▶ **Work instructions**: State how many lines of the listing below include the word "date". Give only the number.

▶ **Study material**:

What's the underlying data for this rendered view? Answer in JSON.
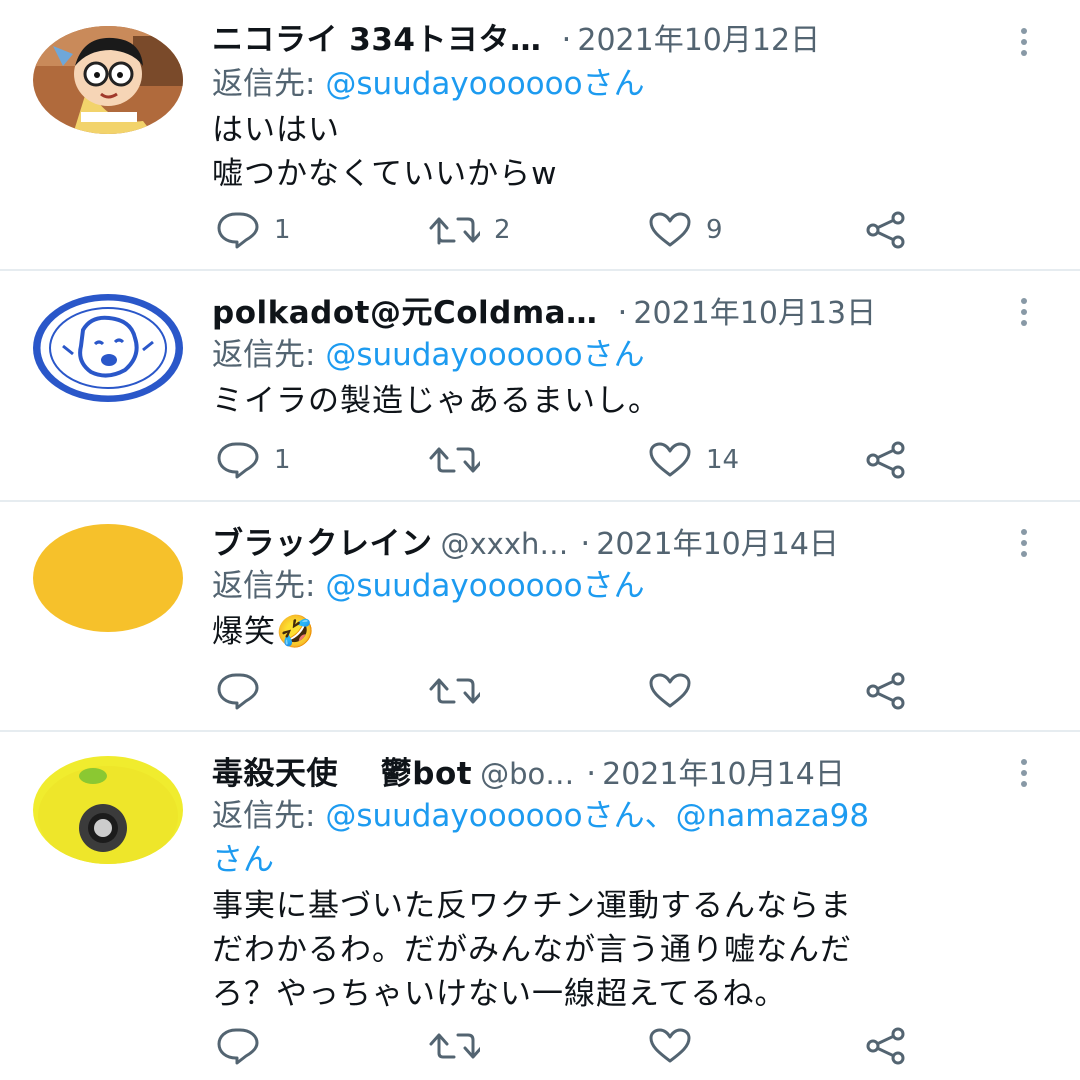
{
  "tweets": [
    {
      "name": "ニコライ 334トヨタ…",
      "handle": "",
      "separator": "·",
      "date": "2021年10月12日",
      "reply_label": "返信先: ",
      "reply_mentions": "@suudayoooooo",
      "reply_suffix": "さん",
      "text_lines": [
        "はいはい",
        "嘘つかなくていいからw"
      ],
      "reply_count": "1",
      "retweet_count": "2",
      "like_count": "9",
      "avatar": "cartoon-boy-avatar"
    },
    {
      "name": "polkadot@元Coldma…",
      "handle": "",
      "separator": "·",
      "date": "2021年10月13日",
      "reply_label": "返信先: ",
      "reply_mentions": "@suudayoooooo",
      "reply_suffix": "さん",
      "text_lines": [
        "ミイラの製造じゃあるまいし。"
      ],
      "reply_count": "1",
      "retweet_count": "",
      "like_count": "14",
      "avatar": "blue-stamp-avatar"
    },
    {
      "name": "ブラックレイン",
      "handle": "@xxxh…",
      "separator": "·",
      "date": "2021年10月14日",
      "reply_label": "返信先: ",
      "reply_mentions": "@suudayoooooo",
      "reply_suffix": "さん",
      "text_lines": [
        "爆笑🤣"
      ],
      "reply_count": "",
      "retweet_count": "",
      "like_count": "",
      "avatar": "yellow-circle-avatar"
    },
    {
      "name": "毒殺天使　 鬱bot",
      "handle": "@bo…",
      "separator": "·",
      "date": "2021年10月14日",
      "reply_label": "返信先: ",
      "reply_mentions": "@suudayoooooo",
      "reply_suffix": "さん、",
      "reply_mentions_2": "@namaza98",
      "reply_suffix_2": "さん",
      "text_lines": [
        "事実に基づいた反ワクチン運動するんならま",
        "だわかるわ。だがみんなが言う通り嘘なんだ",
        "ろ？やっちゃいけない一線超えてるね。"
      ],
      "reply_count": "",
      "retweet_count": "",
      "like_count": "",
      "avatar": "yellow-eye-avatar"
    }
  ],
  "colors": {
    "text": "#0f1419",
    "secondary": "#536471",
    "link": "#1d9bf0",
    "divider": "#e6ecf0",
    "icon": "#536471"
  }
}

▶ **Solution below**: 4